Exercise data:
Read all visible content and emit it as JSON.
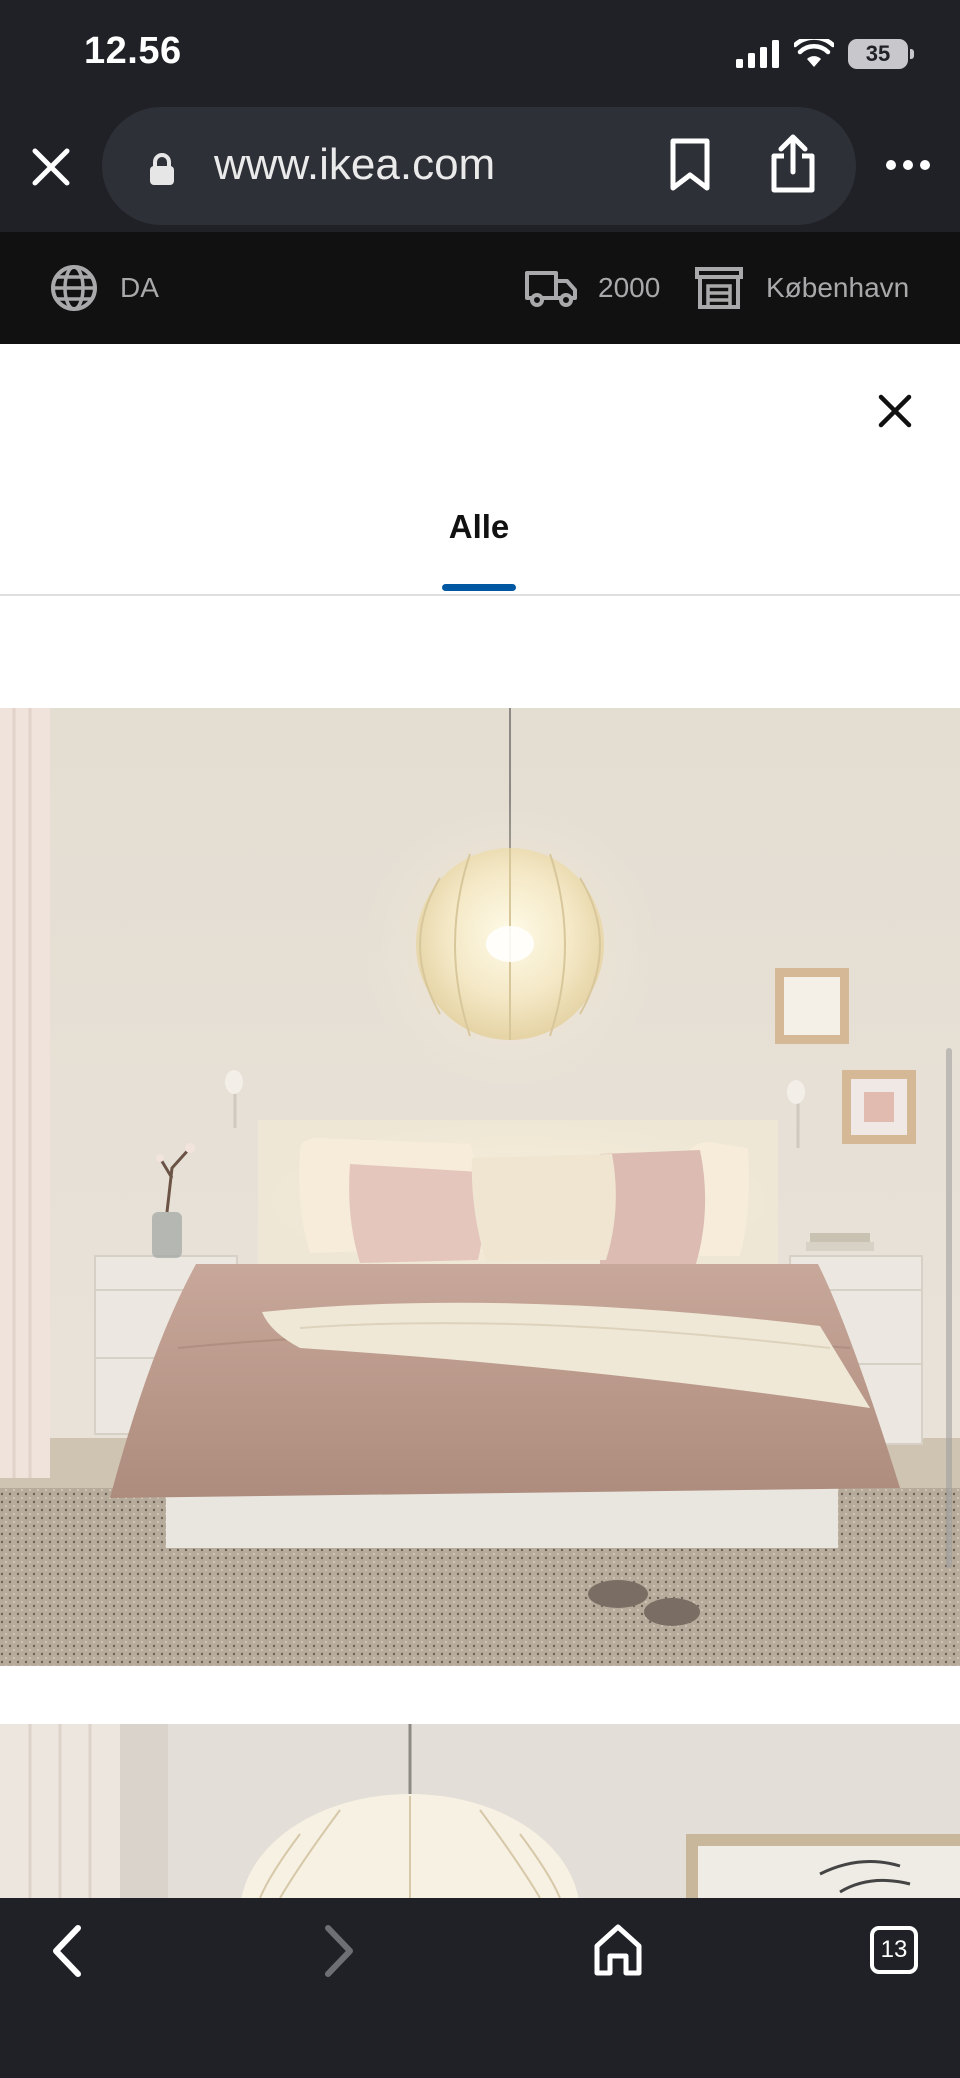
{
  "status_bar": {
    "time": "12.56",
    "battery": "35",
    "icons": [
      "cellular-signal-icon",
      "wifi-icon",
      "battery-icon"
    ]
  },
  "browser": {
    "url": "www.ikea.com",
    "icons": [
      "close-icon",
      "lock-icon",
      "bookmark-icon",
      "share-icon",
      "more-icon"
    ]
  },
  "ikea_strip": {
    "language": "DA",
    "zip_code": "2000",
    "store": "København",
    "icons": [
      "globe-icon",
      "delivery-truck-icon",
      "store-icon"
    ]
  },
  "modal": {
    "tabs": [
      {
        "label": "Alle",
        "selected": true
      }
    ],
    "images": [
      {
        "alt": "bedroom-pendant-lamp-scene",
        "visible_portion": 1.0
      },
      {
        "alt": "pendant-lamp-closeup-scene",
        "visible_portion": 0.3
      }
    ]
  },
  "bottom_toolbar": {
    "tab_count": "13",
    "icons": [
      "back-arrow-icon",
      "forward-arrow-icon",
      "home-icon",
      "tabs-icon"
    ]
  },
  "colors": {
    "browser_chrome": "#202127",
    "ikea_strip": "#111111",
    "tab_underline": "#0058a3"
  }
}
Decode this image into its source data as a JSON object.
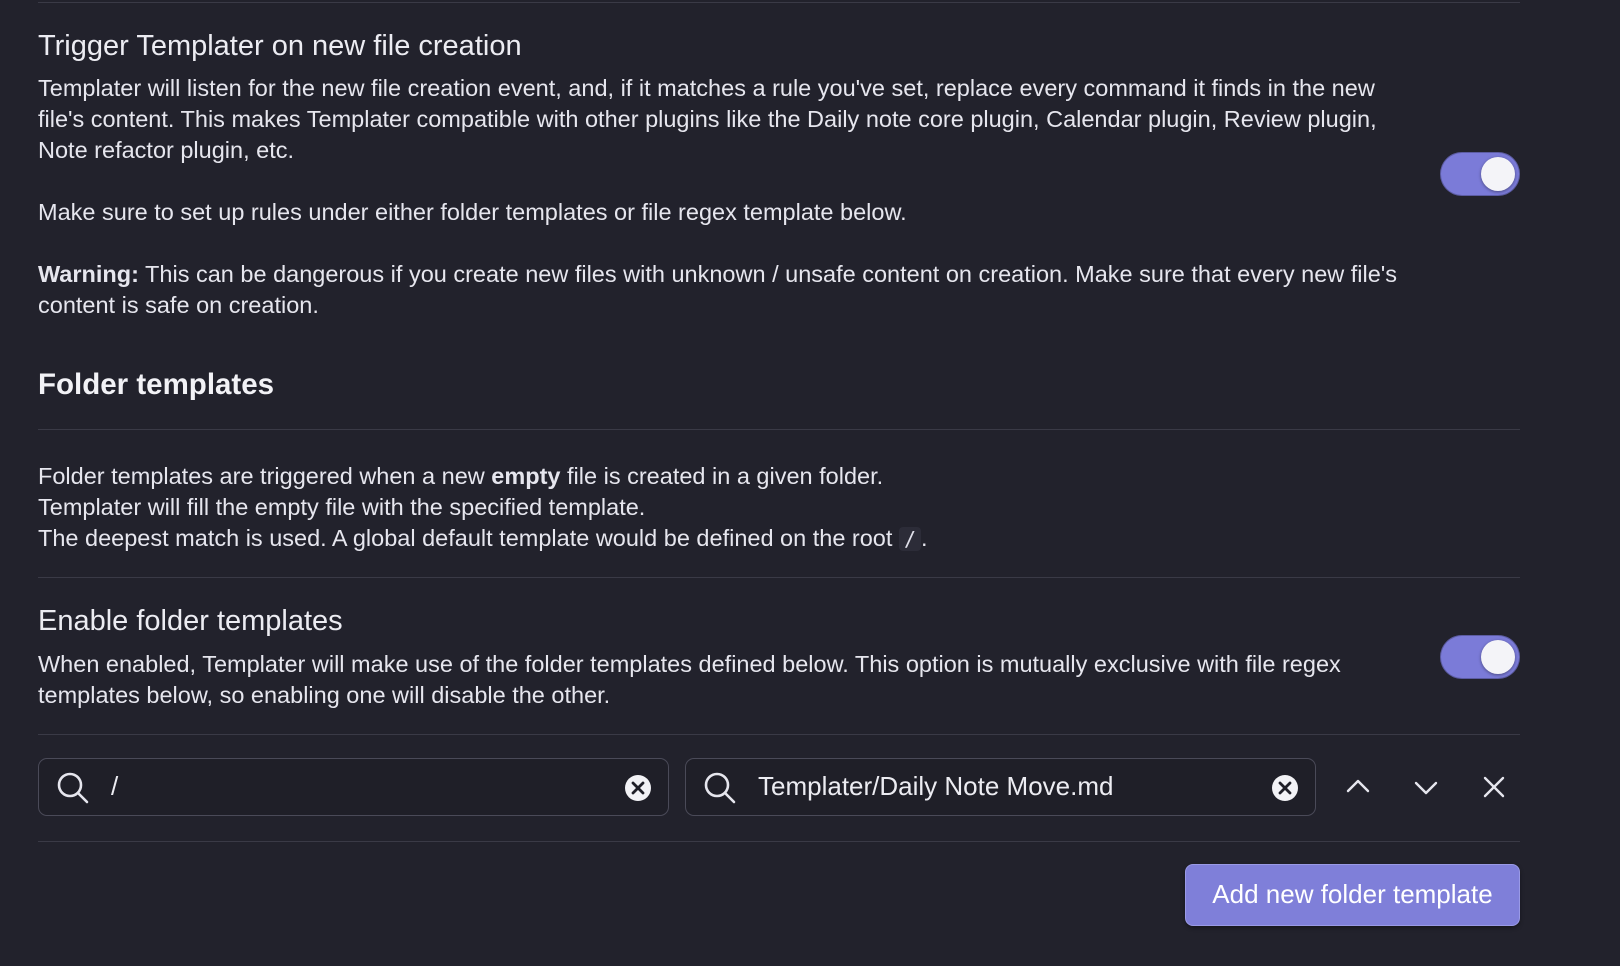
{
  "trigger_setting": {
    "name": "Trigger Templater on new file creation",
    "desc_1": "Templater will listen for the new file creation event, and, if it matches a rule you've set, replace every command it finds in the new file's content. This makes Templater compatible with other plugins like the Daily note core plugin, Calendar plugin, Review plugin, Note refactor plugin, etc.",
    "desc_2": "Make sure to set up rules under either folder templates or file regex template below.",
    "warning_label": "Warning:",
    "warning_text": " This can be dangerous if you create new files with unknown / unsafe content on creation. Make sure that every new file's content is safe on creation.",
    "enabled": true
  },
  "folder_templates": {
    "heading": "Folder templates",
    "desc_line1_before": "Folder templates are triggered when a new ",
    "desc_line1_bold": "empty",
    "desc_line1_after": " file is created in a given folder.",
    "desc_line2": "Templater will fill the empty file with the specified template.",
    "desc_line3_before": "The deepest match is used. A global default template would be defined on the root ",
    "desc_line3_code": "/",
    "desc_line3_after": "."
  },
  "enable_setting": {
    "name": "Enable folder templates",
    "desc": "When enabled, Templater will make use of the folder templates defined below. This option is mutually exclusive with file regex templates below, so enabling one will disable the other.",
    "enabled": true
  },
  "template_row": {
    "folder_value": "/",
    "template_value": "Templater/Daily Note Move.md",
    "icons": [
      "search-icon",
      "clear-icon",
      "chevron-up-icon",
      "chevron-down-icon",
      "close-icon"
    ]
  },
  "add_button_label": "Add new folder template",
  "colors": {
    "background": "#22222c",
    "accent": "#7f7fd9",
    "text": "#e8e8ef",
    "divider": "#3a3a46"
  }
}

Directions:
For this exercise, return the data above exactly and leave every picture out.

Reply:
Read all visible content and emit it as JSON.
{
  "status_bar": {
    "time": "12.56",
    "battery": "35",
    "icons": [
      "cellular-signal-icon",
      "wifi-icon",
      "battery-icon"
    ]
  },
  "browser": {
    "url": "www.ikea.com",
    "icons": [
      "close-icon",
      "lock-icon",
      "bookmark-icon",
      "share-icon",
      "more-icon"
    ]
  },
  "ikea_strip": {
    "language": "DA",
    "zip_code": "2000",
    "store": "København",
    "icons": [
      "globe-icon",
      "delivery-truck-icon",
      "store-icon"
    ]
  },
  "modal": {
    "tabs": [
      {
        "label": "Alle",
        "selected": true
      }
    ],
    "images": [
      {
        "alt": "bedroom-pendant-lamp-scene",
        "visible_portion": 1.0
      },
      {
        "alt": "pendant-lamp-closeup-scene",
        "visible_portion": 0.3
      }
    ]
  },
  "bottom_toolbar": {
    "tab_count": "13",
    "icons": [
      "back-arrow-icon",
      "forward-arrow-icon",
      "home-icon",
      "tabs-icon"
    ]
  },
  "colors": {
    "browser_chrome": "#202127",
    "ikea_strip": "#111111",
    "tab_underline": "#0058a3"
  }
}
Decode this image into its source data as a JSON object.
{
  "trigger_setting": {
    "name": "Trigger Templater on new file creation",
    "desc_1": "Templater will listen for the new file creation event, and, if it matches a rule you've set, replace every command it finds in the new file's content. This makes Templater compatible with other plugins like the Daily note core plugin, Calendar plugin, Review plugin, Note refactor plugin, etc.",
    "desc_2": "Make sure to set up rules under either folder templates or file regex template below.",
    "warning_label": "Warning:",
    "warning_text": " This can be dangerous if you create new files with unknown / unsafe content on creation. Make sure that every new file's content is safe on creation.",
    "enabled": true
  },
  "folder_templates": {
    "heading": "Folder templates",
    "desc_line1_before": "Folder templates are triggered when a new ",
    "desc_line1_bold": "empty",
    "desc_line1_after": " file is created in a given folder.",
    "desc_line2": "Templater will fill the empty file with the specified template.",
    "desc_line3_before": "The deepest match is used. A global default template would be defined on the root ",
    "desc_line3_code": "/",
    "desc_line3_after": "."
  },
  "enable_setting": {
    "name": "Enable folder templates",
    "desc": "When enabled, Templater will make use of the folder templates defined below. This option is mutually exclusive with file regex templates below, so enabling one will disable the other.",
    "enabled": true
  },
  "template_row": {
    "folder_value": "/",
    "template_value": "Templater/Daily Note Move.md",
    "icons": [
      "search-icon",
      "clear-icon",
      "chevron-up-icon",
      "chevron-down-icon",
      "close-icon"
    ]
  },
  "add_button_label": "Add new folder template",
  "colors": {
    "background": "#22222c",
    "accent": "#7f7fd9",
    "text": "#e8e8ef",
    "divider": "#3a3a46"
  }
}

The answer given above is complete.